It’s the time of year for saving money!
This is a true story which I witnessed and participated in the other day. I was checking out at small record store down along the Central Coast of California when a fellow stopped in asking the clerk if they sold turntables. They do sell used gear periodically as the person behind the counter explained and a discussion ensued narrowing down the customer’s needs and budget. This was all fine and good and the store has to be commended for offering to check their sources for available models from a local refurbisher. All cool there.
But then the customer went off on a micro-rant about how in his perspective there seemed to only be two extremes offered in the world of turntables today: the inexpensive plastic USB type models sold in big box retailers and hipster clothing outlets and the multi-thousand dollar uber-audiophile turntables many of us dream of one day owning when we win the lottery. It was there that I jumped it to counter the customer’s perception, explaining that there are indeed plenty of good quality, reasonably priced turntables in the $200-400 range including models by Pro-ject, Music Hall and others.
I explained to the customer that if he looked around a little bit (off the top of my head I told him to check MusicDirect.com) he could find a high quality, respectable turntable very reasonably priced. He appreciated my input and enthusiasm.
And thus I had the idea for this article which is less for you established audiophiles and more for your friends and family who you’d like to enjoy your hobby with the same gusto. This is for you readers who are new to the hobby or for the folks who want to move up from their entry level players without breaking the bank.
I assembled this quick list just doing searches on Amazon.
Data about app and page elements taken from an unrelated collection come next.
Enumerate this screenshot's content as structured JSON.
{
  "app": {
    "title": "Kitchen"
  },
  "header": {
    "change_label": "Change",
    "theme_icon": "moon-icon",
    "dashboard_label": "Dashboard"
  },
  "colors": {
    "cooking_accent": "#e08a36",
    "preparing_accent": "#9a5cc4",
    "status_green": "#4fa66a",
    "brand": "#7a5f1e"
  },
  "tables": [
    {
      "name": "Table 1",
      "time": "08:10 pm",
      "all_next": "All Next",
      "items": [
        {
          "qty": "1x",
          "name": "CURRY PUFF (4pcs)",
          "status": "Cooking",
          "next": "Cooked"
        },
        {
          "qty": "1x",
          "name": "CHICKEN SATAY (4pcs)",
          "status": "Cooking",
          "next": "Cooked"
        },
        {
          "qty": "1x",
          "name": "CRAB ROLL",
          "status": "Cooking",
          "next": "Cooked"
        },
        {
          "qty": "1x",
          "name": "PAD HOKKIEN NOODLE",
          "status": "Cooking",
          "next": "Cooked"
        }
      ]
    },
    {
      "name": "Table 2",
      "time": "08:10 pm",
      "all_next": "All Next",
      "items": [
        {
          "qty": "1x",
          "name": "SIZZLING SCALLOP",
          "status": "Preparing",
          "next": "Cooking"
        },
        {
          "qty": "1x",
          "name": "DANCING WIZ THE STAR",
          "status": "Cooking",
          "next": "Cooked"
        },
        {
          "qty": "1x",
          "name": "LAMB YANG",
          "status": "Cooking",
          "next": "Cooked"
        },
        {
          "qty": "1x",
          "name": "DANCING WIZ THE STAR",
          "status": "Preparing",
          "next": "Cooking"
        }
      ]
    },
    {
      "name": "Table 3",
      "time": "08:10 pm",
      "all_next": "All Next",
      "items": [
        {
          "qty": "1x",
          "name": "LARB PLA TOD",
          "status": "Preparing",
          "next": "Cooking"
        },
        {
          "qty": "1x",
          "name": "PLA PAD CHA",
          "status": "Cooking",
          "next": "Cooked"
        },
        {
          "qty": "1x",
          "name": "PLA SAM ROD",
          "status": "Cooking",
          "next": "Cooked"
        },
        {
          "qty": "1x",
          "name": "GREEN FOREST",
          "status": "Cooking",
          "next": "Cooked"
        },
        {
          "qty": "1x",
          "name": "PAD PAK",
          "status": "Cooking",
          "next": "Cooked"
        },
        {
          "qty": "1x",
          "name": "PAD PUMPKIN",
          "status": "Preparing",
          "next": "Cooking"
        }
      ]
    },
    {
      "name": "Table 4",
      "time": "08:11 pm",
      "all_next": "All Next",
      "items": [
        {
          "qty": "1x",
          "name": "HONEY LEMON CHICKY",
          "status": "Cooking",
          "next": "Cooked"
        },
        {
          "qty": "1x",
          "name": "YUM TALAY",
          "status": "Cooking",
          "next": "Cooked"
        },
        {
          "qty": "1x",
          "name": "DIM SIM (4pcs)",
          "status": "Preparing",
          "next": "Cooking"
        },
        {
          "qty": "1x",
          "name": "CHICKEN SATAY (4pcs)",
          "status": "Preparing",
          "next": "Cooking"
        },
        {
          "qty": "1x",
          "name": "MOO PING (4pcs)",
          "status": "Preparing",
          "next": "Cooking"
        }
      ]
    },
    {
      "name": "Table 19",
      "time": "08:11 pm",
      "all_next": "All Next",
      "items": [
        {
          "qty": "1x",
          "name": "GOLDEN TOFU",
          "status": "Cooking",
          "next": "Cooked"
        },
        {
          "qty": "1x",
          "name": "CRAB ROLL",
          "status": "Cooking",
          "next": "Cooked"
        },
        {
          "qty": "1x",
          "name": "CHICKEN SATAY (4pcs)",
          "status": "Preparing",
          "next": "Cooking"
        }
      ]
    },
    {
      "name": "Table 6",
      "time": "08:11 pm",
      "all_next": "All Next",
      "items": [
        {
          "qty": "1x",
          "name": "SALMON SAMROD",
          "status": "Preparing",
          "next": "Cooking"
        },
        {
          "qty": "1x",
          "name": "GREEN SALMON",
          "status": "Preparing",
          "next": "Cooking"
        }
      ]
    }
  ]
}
I asked noted turntable expert and journalist friend Michael Trei if I missed any key brands. He hepped me to a Crosley model that is being now made by Pro-ject and a new brand called Fluance that is getting great reviews for its price and performance. So I included them on the list. Which reminds me that I need to remind you that this is not a “review” as I have not personally listened to most of these players (I’ve only heard the Pro-ject and Music Halls in person). No, this is more like a preliminary shopping list and you should do your own research in making your decision.
So here is the list of some turntables (all available on Amazon) that won’t destroy your budget yet probably will treat your treasured vinyl more lovingly than some of the entry level options out there. Hopefully this list will help some of you out there in audiophile land:
Crosely C10A-MA (made by Pro-ject)
So…you see, there are a lot of decent affordably priced turntable options out there even just poking around on uber-convenient Amazon.
Wrapping up, I have to add that this exercise was a bit alarming to me as a marketing professional who has served the consumer electronics industry for decades. It is discouraging to come face to face with this sort of misinformation out in the field in this day and age. There are more ways to reach consumers now than ever before so manufacturers really have no excuse. The audio industry should be stepping up its promotional and PR game, not cutting back.
Historically, I have not written about this sort of thing as it had the potential to become a conflict of interest with clients I represented over the years. But no matter who you use or how you get the word out, the point is that as an industry the audio business needs to do better job at reaching their audiences in order to keep the market alive, nurturing a new generation of audiophiles who are getting ready to step up their game or returning enthusiasts wanting to get back into the hobby.
All of these turntables look good, and i would take Mike Trei’s word on the Crossley. I recently purchased
a TEAC TN 400S to replace an old Music Hall USB in my son’s system. Have’t heard it yet but it certainly seems well
made, probably better than the Dual 1009’s we all had back in the day
As a record store owner, Mojo Vinyl Records Roswell Georgia, I sell turntables. Four new models and many used models depending upon available stock. The internet (Amazon) beats up record store owners selling new TTs everyday. Can’t compete with Amazon’s razor thin margins. A record store is basically an Amazon showroom. I have this problem as well, but a few brands offer reasonable price protection. So I stock the Audio Technica LP60 (entry level table – $99 loss leader) Audio Technica LP3 (nice fully automatic table, decent arm and cart $250), Pioneer PL30 (nice fully automatic table $350 – can’t win against Amazon on this one) and Music Hall mmf 1.5 (as noted, a nice manual table with Audio Technica LP120 arm – $400, thanks to Roy Hall keeping the price firm). So Grim Surfer its tough for a store to keep an expensive inventory of new turntables with razor thin margins to sell every once and a while. I believe in the “one to show, and one to go” retail strategy. And dream of the old audio retail days…